A week later, the same thing again. Whatever Reinhold and his workshop gurus have done, it works. I’m going to Hockenheim, I speed up the A3 to Cologne and back, I rub the tires down a lot, the Tesi still wobbles a bit. But that can be tolerated. The much too hard front shock absorber is not. I give the Tesi back with full respect for the constructive performance and the manual skills of the Bimota team. But a new world in terms of chassis did not open up to me. No, unfortunately not.

Bimota Tesi 1D 906 with wheel hub steering


It’s unbelievable how weird the man could drive.

Yet. The separation of the suspension and steering is now a bestseller. I beg your pardon? Sure, of course! Telelever, BMW R 1200 GS and their relatives. The tubes transmit the steering forces, the swing arm the braking forces, and the shock absorber cushions and dampens. Works great. So I was right after all. At least a bit.

The Bimota Tesi has not been much more than an eye-catcher to this day. It was just too expensive for that. Bimota produced a total of 366 machines with the four-valve Ducati V2. And they probably all ended up in the hands of collectors. Good for those who have one with them.

Technical specifications

Bimota Tesi 1D 906 with wheel hub steering


Powerful: aluminum plates milled from solid hold the Bimota together and take up the two wings. Arm on: Ducati engine.

Two-cylinder four-stroke 90 degree V engine, four valves per combustion chamber, desmodromic control, bore x stroke 94 x 68 millimeters, 904 cm3, 83 kW (113 hp) at 8500 rpm, injection, electric starter, dry clutch, Six-speed gearbox, chain drive.

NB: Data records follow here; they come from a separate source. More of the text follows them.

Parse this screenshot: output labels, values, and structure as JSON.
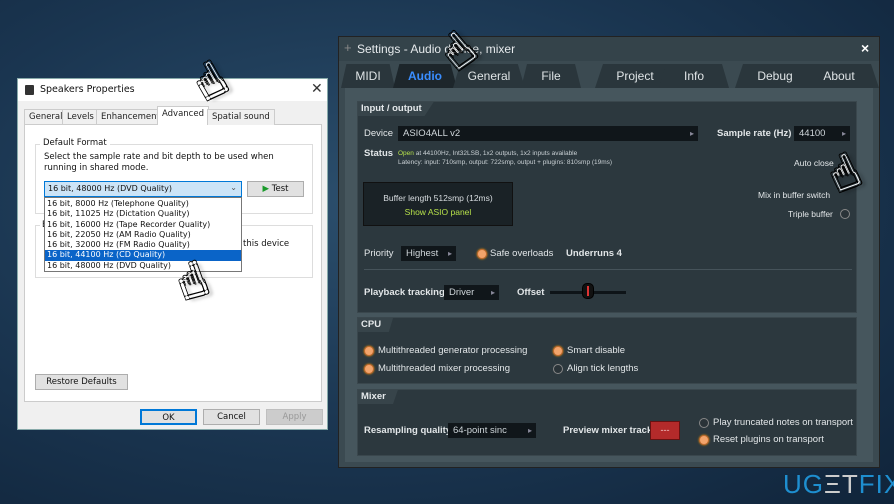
{
  "dialog": {
    "title": "Speakers Properties",
    "close_icon": "close-icon",
    "tabs": [
      "General",
      "Levels",
      "Enhancements",
      "Advanced",
      "Spatial sound"
    ],
    "active_tab": "Advanced",
    "default_format": {
      "label": "Default Format",
      "description": "Select the sample rate and bit depth to be used when running in shared mode.",
      "selected": "16 bit, 48000 Hz (DVD Quality)",
      "test_label": "Test",
      "options": [
        "16 bit, 8000 Hz (Telephone Quality)",
        "16 bit, 11025 Hz (Dictation Quality)",
        "16 bit, 16000 Hz (Tape Recorder Quality)",
        "16 bit, 22050 Hz (AM Radio Quality)",
        "16 bit, 32000 Hz (FM Radio Quality)",
        "16 bit, 44100 Hz (CD Quality)",
        "16 bit, 48000 Hz (DVD Quality)"
      ],
      "highlighted": "16 bit, 44100 Hz (CD Quality)"
    },
    "exclusive_group_label": "E",
    "exclusive_text": "this device",
    "restore_defaults": "Restore Defaults",
    "ok": "OK",
    "cancel": "Cancel",
    "apply": "Apply"
  },
  "fl": {
    "title": "Settings - Audio device, mixer",
    "close": "×",
    "tabs": [
      "MIDI",
      "Audio",
      "General",
      "File",
      "Project",
      "Info",
      "Debug",
      "About"
    ],
    "active_tab": "Audio",
    "io": {
      "header": "Input / output",
      "device_label": "Device",
      "device_value": "ASIO4ALL v2",
      "sample_rate_label": "Sample rate (Hz)",
      "sample_rate_value": "44100",
      "status_label": "Status",
      "status_open": "Open",
      "status_line1": " at 44100Hz, Int32LSB, 1x2 outputs, 1x2 inputs available",
      "status_line2": "Latency: input: 710smp, output: 722smp, output + plugins: 810smp (19ms)",
      "auto_close": "Auto close",
      "buffer_length": "Buffer length 512smp (12ms)",
      "show_asio": "Show ASIO panel",
      "mix_in_buffer": "Mix in buffer switch",
      "triple_buffer": "Triple buffer",
      "priority_label": "Priority",
      "priority_value": "Highest",
      "safe_overloads": "Safe overloads",
      "underruns": "Underruns 4",
      "playback_label": "Playback tracking",
      "playback_value": "Driver",
      "offset_label": "Offset"
    },
    "cpu": {
      "header": "CPU",
      "multi_gen": "Multithreaded generator processing",
      "multi_mixer": "Multithreaded mixer processing",
      "smart_disable": "Smart disable",
      "align_tick": "Align tick lengths"
    },
    "mixer": {
      "header": "Mixer",
      "resampling_label": "Resampling quality",
      "resampling_value": "64-point sinc",
      "preview_label": "Preview mixer track",
      "preview_value": "---",
      "play_truncated": "Play truncated notes on transport",
      "reset_plugins": "Reset plugins on transport"
    }
  },
  "watermark": "UGETFIX",
  "colors": {
    "accent_blue": "#3a8eff",
    "radio_on": "#f2a46b",
    "asio_green": "#b6e04a",
    "selection": "#0a64c8"
  }
}
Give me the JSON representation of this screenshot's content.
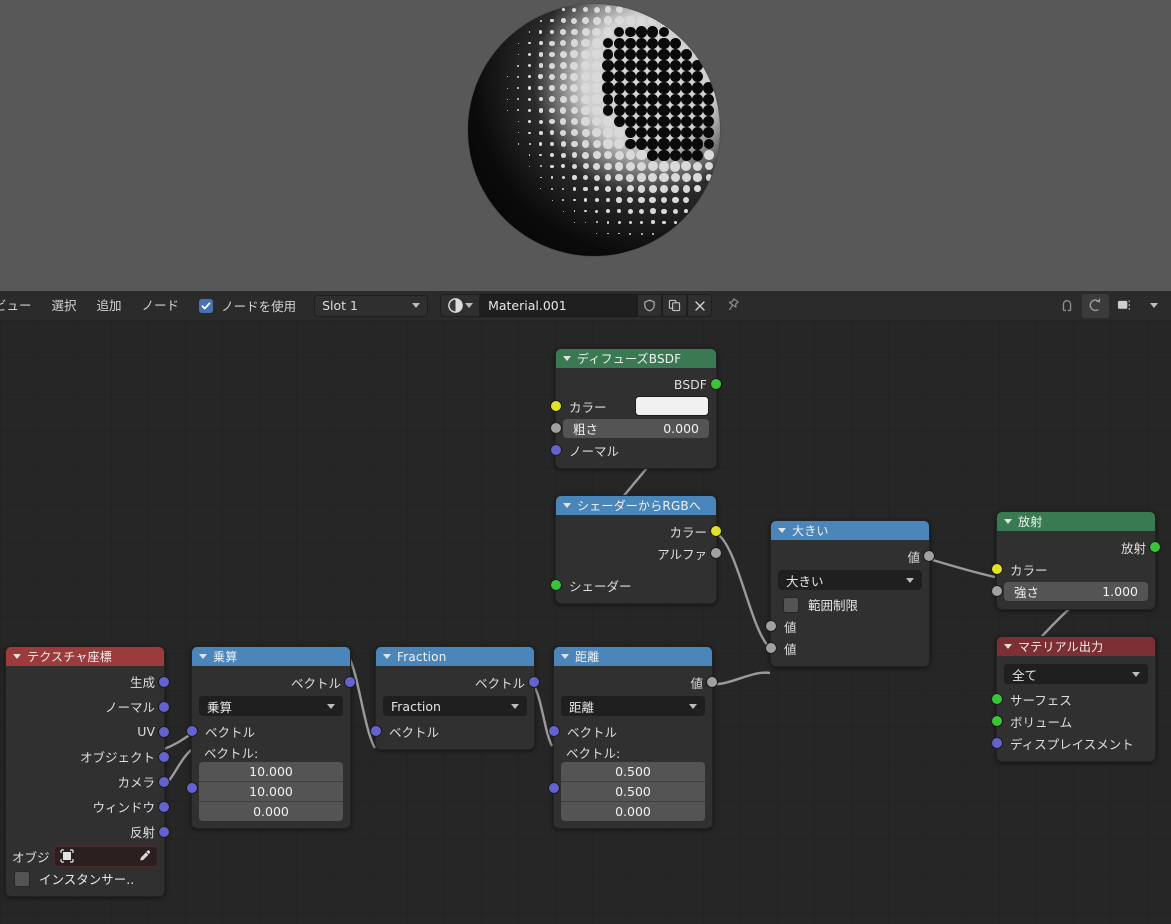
{
  "viewport": {
    "name": "material-preview-sphere",
    "description": "halftone dot shaded sphere render"
  },
  "header": {
    "menus": [
      {
        "name": "view-menu",
        "label": "ビュー"
      },
      {
        "name": "select-menu",
        "label": "選択"
      },
      {
        "name": "add-menu",
        "label": "追加"
      },
      {
        "name": "node-menu",
        "label": "ノード"
      }
    ],
    "use_nodes": {
      "label": "ノードを使用",
      "checked": true
    },
    "slot_select": {
      "label": "Slot 1"
    },
    "material_name": "Material.001",
    "buttons": {
      "fake_user": "shield-icon",
      "duplicate": "copy-icon",
      "unlink": "close-icon",
      "pin": "pin-icon",
      "snap": "snap-icon",
      "proportional": "proportional-edit-icon",
      "overlay": "overlay-icon"
    }
  },
  "nodes": {
    "diffuse": {
      "title": "ディフューズBSDF",
      "outputs": [
        {
          "label": "BSDF",
          "color": "green"
        }
      ],
      "color_label": "カラー",
      "roughness": {
        "label": "粗さ",
        "value": "0.000"
      },
      "normal_label": "ノーマル"
    },
    "shader_to_rgb": {
      "title": "シェーダーからRGBへ",
      "outputs": [
        {
          "label": "カラー",
          "color": "yellow"
        },
        {
          "label": "アルファ",
          "color": "gray"
        }
      ],
      "inputs": [
        {
          "label": "シェーダー",
          "color": "green"
        }
      ]
    },
    "greater_than": {
      "title": "大きい",
      "output_label": "値",
      "operation": "大きい",
      "clamp_label": "範囲制限",
      "input1_label": "値",
      "input2_label": "値"
    },
    "emission": {
      "title": "放射",
      "output_label": "放射",
      "color_label": "カラー",
      "strength": {
        "label": "強さ",
        "value": "1.000"
      }
    },
    "material_output": {
      "title": "マテリアル出力",
      "target": "全て",
      "inputs": [
        {
          "label": "サーフェス",
          "color": "green"
        },
        {
          "label": "ボリューム",
          "color": "green"
        },
        {
          "label": "ディスプレイスメント",
          "color": "purple"
        }
      ]
    },
    "texture_coordinate": {
      "title": "テクスチャ座標",
      "outputs": [
        {
          "label": "生成"
        },
        {
          "label": "ノーマル"
        },
        {
          "label": "UV"
        },
        {
          "label": "オブジェクト"
        },
        {
          "label": "カメラ"
        },
        {
          "label": "ウィンドウ"
        },
        {
          "label": "反射"
        }
      ],
      "object_label": "オブジ",
      "object_value": "",
      "from_instancer_label": "インスタンサー.."
    },
    "multiply": {
      "title": "乗算",
      "output_label": "ベクトル",
      "operation": "乗算",
      "input_label": "ベクトル",
      "vector_label": "ベクトル:",
      "vector_values": [
        "10.000",
        "10.000",
        "0.000"
      ]
    },
    "fraction": {
      "title": "Fraction",
      "output_label": "ベクトル",
      "operation": "Fraction",
      "input_label": "ベクトル"
    },
    "distance": {
      "title": "距離",
      "output_label": "値",
      "operation": "距離",
      "input_label": "ベクトル",
      "vector_label": "ベクトル:",
      "vector_values": [
        "0.500",
        "0.500",
        "0.000"
      ]
    }
  },
  "colors": {
    "header_green": "#3a7a52",
    "header_blue": "#4b86bb",
    "header_red": "#9c3b3b",
    "header_darkred": "#7c2f34",
    "socket_yellow": "#e2e224",
    "socket_gray": "#a1a1a1",
    "socket_purple": "#6363ce",
    "socket_green": "#39c439",
    "canvas_bg": "#262626",
    "checkbox_blue": "#4772b3"
  }
}
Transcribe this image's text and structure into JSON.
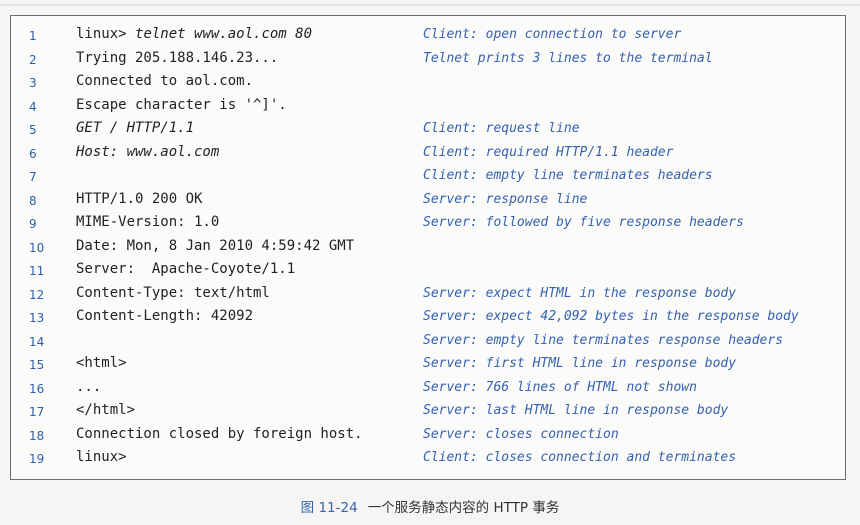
{
  "listing": {
    "lines": [
      {
        "num": "1",
        "code": "linux> ",
        "input": "telnet www.aol.com 80",
        "comment": "Client: open connection to server"
      },
      {
        "num": "2",
        "code": "Trying 205.188.146.23...",
        "input": "",
        "comment": "Telnet prints 3 lines to the terminal"
      },
      {
        "num": "3",
        "code": "Connected to aol.com.",
        "input": "",
        "comment": ""
      },
      {
        "num": "4",
        "code": "Escape character is '^]'.",
        "input": "",
        "comment": ""
      },
      {
        "num": "5",
        "code": "",
        "input": "GET / HTTP/1.1",
        "comment": "Client: request line"
      },
      {
        "num": "6",
        "code": "",
        "input": "Host: www.aol.com",
        "comment": "Client: required HTTP/1.1 header"
      },
      {
        "num": "7",
        "code": "",
        "input": "",
        "comment": "Client: empty line terminates headers"
      },
      {
        "num": "8",
        "code": "HTTP/1.0 200 OK",
        "input": "",
        "comment": "Server: response line"
      },
      {
        "num": "9",
        "code": "MIME-Version: 1.0",
        "input": "",
        "comment": "Server: followed by five response headers"
      },
      {
        "num": "10",
        "code": "Date: Mon, 8 Jan 2010 4:59:42 GMT",
        "input": "",
        "comment": ""
      },
      {
        "num": "11",
        "code": "Server:  Apache-Coyote/1.1",
        "input": "",
        "comment": ""
      },
      {
        "num": "12",
        "code": "Content-Type: text/html",
        "input": "",
        "comment": "Server: expect HTML in the response body"
      },
      {
        "num": "13",
        "code": "Content-Length: 42092",
        "input": "",
        "comment": "Server: expect 42,092 bytes in the response body"
      },
      {
        "num": "14",
        "code": "",
        "input": "",
        "comment": "Server: empty line terminates response headers"
      },
      {
        "num": "15",
        "code": "<html>",
        "input": "",
        "comment": "Server: first HTML line in response body"
      },
      {
        "num": "16",
        "code": "...",
        "input": "",
        "comment": "Server: 766 lines of HTML not shown"
      },
      {
        "num": "17",
        "code": "</html>",
        "input": "",
        "comment": "Server: last HTML line in response body"
      },
      {
        "num": "18",
        "code": "Connection closed by foreign host.",
        "input": "",
        "comment": "Server: closes connection"
      },
      {
        "num": "19",
        "code": "linux>",
        "input": "",
        "comment": "Client: closes connection and terminates"
      }
    ]
  },
  "caption": {
    "figure": "图 11-24",
    "text": "一个服务静态内容的 HTTP 事务"
  }
}
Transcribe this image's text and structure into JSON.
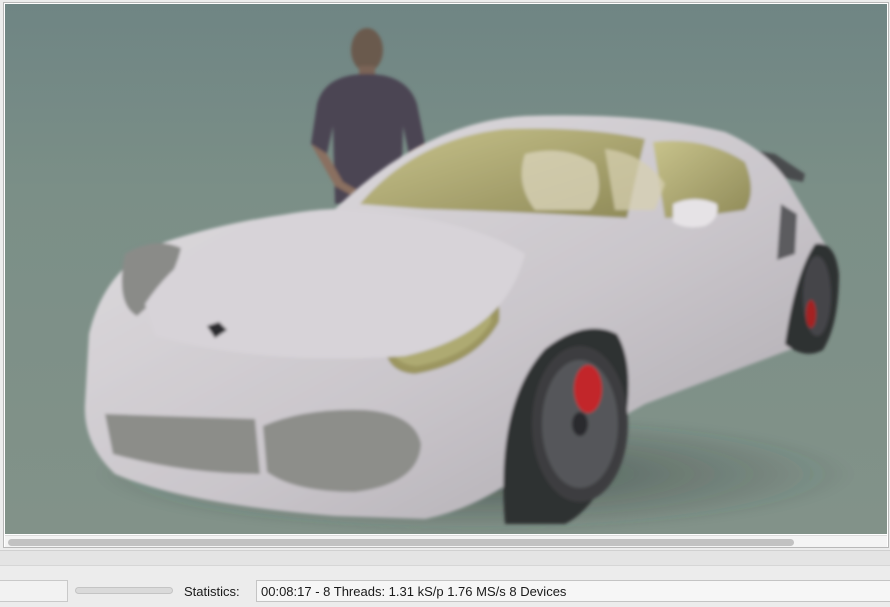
{
  "render_view": {
    "image": "rendered-sports-car-scene",
    "background_color": "#7f8e86",
    "car_color": "#c7c4c7",
    "brake_caliper_color": "#c2262a"
  },
  "statusbar": {
    "progress": 0.0,
    "statistics_label": "Statistics:",
    "statistics_value": "00:08:17 - 8 Threads: 1.31 kS/p  1.76 MS/s  8 Devices"
  }
}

Landing gear:
Composite chassis made of aluminum carrier plates and steel lattice tube structure, wheel hub steering, aluminum swing arm front and rear, each with spring strut, steel steering linkage, braking torque support, double disc brake in front, disc brake in rear, cast wheels, tires 120/70 ZR 17 and 180/55 ZR 17.

Measurements and weight:
Wheelbase 1410 mm, caster 83 mm, seat height 775 mm, weight with a full tank of 213 kg, tank capacity 16 liters, top speed 235 km / h. Price 61,420 marks (1991)

Leave a Reply

Your email address will not be published. Required fields are marked *